The convention struggle over, other affairs claim our attention. And first as to the legislature, which was anti-convention in its political sentiments. The members chosen simultaneously with the defeat of the convention call, constituted in a sense the first ever elected in Illinois upon other than personal considerations. Permanent party principles and organizations had been, as yet, foreign to the virgin soil of Illinois. To laud one and defame the other candidate was, up to that time, the only recognized mode of conducting a political canvass, and the campaigns were usually short. Governor Coles, in his message, congratulated the people upon the result over the slavery question, and again recommended the abolition of the remnant of African slavery still exist. ing, as an anomaly in this free State. But the legislature, notwithstanding its anti-convention majority, was not abolition, and it paid little heed to his recommendation. Two United States senators, four supreme judges, and five circuit judges, besides a crowd of other officials, were to be elected at this session; but the majority proved itself of quite a forgiving disposition toward its recent bitter opponents, and the convention question was not made a test in the choice of the numerous officers during the session. John McLean, a leading pro-convention orator, was elected United States senator over Governor Edwards, who was not closely identified with the angry contest, being absent in Wash: ington. It was at this time that he became involved in his unfortunate quarrel with Mr. Crawford, secretary of the treasury, which caused him to give up the Mexican mission to which he had been appointed. One week later, Elias Kent Kane was also elected to the United States senate. Hedefeated for the position such prominent anti-convention men as Governor Coles and Samuel D. Lockwood. Kane was perhaps the ablest writer that the convention party had during the contest, although a northern man by birth and education. Two leading pro-convention men were thus honored by an anti-convention legislature with the two highest offices in its gift.

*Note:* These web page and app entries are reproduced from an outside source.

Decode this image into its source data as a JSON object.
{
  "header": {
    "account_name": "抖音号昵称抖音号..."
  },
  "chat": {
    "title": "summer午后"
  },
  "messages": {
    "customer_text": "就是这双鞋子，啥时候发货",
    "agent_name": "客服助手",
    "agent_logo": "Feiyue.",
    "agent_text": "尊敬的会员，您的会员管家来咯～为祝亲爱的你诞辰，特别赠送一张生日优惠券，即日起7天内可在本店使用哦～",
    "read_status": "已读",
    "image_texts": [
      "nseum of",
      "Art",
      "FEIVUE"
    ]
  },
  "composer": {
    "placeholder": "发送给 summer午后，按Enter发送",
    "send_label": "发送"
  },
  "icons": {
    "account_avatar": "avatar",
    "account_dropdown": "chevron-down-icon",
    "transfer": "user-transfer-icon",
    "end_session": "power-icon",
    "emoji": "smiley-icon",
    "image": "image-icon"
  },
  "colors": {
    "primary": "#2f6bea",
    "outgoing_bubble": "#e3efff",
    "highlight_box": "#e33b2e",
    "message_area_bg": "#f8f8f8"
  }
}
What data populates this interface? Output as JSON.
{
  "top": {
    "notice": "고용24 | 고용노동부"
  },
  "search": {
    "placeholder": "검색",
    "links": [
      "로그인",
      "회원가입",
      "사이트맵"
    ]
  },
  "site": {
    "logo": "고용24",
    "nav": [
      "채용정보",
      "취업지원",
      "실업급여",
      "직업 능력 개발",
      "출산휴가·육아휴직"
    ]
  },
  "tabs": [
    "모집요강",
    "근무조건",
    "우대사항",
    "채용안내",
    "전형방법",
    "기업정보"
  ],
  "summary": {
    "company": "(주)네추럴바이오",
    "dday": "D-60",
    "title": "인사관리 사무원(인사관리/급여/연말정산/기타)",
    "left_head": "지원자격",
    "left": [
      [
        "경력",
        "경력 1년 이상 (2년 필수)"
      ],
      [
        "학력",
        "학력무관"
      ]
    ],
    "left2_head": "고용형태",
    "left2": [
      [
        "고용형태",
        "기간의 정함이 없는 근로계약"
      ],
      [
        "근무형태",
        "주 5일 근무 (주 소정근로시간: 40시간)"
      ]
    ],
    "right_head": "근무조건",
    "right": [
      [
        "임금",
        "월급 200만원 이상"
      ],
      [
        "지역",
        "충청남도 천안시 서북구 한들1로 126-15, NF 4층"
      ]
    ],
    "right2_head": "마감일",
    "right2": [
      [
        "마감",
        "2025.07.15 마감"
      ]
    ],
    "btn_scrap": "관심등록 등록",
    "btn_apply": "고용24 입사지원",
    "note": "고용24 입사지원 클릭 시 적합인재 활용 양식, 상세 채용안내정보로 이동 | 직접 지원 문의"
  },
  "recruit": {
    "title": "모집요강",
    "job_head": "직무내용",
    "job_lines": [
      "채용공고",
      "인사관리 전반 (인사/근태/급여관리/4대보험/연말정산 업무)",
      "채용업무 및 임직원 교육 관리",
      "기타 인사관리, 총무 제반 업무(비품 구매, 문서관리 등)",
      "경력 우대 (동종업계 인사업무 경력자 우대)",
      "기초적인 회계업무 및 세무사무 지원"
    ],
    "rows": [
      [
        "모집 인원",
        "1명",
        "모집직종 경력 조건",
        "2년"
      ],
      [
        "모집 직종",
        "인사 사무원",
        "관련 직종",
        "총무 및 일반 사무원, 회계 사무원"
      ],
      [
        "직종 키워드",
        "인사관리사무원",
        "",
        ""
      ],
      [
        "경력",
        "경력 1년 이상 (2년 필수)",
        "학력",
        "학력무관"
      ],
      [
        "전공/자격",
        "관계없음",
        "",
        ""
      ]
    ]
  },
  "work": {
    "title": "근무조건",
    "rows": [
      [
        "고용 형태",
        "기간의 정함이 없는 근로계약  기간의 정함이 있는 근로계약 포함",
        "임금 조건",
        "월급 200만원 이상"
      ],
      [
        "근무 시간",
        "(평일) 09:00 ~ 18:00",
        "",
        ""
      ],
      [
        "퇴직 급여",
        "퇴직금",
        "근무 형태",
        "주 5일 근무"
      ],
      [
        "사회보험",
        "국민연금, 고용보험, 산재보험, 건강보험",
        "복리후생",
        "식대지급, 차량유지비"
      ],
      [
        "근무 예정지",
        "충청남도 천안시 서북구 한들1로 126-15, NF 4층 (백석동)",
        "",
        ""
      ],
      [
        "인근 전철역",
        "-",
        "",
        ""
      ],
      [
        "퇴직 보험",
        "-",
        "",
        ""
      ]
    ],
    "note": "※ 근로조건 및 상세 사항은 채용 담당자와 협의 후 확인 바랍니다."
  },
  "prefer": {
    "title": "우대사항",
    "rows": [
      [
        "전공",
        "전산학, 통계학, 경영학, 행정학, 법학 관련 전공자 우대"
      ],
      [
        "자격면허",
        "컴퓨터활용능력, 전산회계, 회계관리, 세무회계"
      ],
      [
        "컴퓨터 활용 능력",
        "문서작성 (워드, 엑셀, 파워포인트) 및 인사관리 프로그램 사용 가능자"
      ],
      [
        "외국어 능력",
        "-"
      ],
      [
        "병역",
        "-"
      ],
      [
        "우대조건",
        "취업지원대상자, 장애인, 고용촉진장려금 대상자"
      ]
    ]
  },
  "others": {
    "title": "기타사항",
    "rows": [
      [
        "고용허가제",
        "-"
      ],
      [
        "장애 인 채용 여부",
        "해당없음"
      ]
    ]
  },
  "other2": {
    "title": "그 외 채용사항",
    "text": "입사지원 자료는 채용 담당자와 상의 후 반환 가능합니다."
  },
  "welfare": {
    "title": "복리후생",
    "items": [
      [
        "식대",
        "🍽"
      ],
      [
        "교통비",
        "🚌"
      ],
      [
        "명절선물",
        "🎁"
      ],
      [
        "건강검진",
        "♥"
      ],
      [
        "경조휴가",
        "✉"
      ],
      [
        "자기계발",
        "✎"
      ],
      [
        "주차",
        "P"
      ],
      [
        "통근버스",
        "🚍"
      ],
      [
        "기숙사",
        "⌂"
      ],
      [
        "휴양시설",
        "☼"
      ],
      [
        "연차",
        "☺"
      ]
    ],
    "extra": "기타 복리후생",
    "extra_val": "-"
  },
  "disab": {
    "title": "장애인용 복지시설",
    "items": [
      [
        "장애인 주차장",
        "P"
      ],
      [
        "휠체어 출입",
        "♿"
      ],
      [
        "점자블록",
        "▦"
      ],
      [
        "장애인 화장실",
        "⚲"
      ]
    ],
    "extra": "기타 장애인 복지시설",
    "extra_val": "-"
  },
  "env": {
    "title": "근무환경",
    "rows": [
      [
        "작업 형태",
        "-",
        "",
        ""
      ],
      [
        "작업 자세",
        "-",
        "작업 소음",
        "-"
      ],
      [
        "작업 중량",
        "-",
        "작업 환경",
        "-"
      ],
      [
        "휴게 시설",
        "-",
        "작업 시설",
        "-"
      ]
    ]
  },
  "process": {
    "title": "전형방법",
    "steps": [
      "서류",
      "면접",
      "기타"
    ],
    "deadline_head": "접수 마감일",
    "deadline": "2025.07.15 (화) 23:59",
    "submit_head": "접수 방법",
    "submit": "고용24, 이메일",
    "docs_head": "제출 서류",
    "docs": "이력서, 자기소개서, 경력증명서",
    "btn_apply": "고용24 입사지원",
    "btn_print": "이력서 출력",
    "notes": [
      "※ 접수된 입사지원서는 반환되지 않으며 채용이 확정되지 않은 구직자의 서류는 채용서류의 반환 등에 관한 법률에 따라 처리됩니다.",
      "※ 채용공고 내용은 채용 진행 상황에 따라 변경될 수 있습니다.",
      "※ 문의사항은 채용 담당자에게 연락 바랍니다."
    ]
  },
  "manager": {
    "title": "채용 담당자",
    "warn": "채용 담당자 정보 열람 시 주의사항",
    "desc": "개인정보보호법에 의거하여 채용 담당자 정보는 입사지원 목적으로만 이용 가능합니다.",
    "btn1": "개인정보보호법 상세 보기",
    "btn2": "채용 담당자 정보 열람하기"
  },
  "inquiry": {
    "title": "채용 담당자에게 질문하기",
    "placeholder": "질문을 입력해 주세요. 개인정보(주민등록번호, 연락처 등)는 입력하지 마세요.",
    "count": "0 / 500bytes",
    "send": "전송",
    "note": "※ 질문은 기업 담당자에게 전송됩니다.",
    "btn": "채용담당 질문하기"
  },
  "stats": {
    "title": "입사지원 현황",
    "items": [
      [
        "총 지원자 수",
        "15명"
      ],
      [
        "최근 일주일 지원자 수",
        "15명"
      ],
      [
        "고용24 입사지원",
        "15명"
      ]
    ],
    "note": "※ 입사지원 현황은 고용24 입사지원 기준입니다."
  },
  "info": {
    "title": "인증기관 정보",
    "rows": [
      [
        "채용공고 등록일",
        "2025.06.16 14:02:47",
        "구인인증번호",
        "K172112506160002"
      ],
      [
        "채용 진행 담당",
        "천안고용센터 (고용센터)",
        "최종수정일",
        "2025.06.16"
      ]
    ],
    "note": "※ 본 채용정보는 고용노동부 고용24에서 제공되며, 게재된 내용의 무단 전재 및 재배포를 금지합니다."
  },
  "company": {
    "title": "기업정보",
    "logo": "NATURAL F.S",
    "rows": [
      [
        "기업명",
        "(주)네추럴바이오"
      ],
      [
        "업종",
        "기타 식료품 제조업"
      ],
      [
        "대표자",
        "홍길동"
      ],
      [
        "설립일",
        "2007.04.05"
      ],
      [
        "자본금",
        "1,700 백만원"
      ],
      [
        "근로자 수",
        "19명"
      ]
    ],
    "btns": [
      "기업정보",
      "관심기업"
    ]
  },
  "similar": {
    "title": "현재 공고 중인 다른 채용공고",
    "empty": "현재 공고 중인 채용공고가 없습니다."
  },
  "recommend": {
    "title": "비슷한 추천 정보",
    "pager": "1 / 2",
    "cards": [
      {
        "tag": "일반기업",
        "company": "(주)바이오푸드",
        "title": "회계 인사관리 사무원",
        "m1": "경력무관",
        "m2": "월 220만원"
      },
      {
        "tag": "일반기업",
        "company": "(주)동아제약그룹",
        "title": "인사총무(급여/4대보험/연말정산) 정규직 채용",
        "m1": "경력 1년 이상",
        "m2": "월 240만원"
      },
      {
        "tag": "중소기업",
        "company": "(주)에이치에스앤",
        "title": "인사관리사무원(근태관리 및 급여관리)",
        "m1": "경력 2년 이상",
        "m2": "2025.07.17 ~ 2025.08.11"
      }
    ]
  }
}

By the constitution, the terms of office of supreme judges were to expire with the close of the year 1824. The legislature re-or. ganized the judiciary by creating both circuit and supreme courts. The State was divided into five judicial circuits, providing two terms of court annually in each county. The salaries of the cir.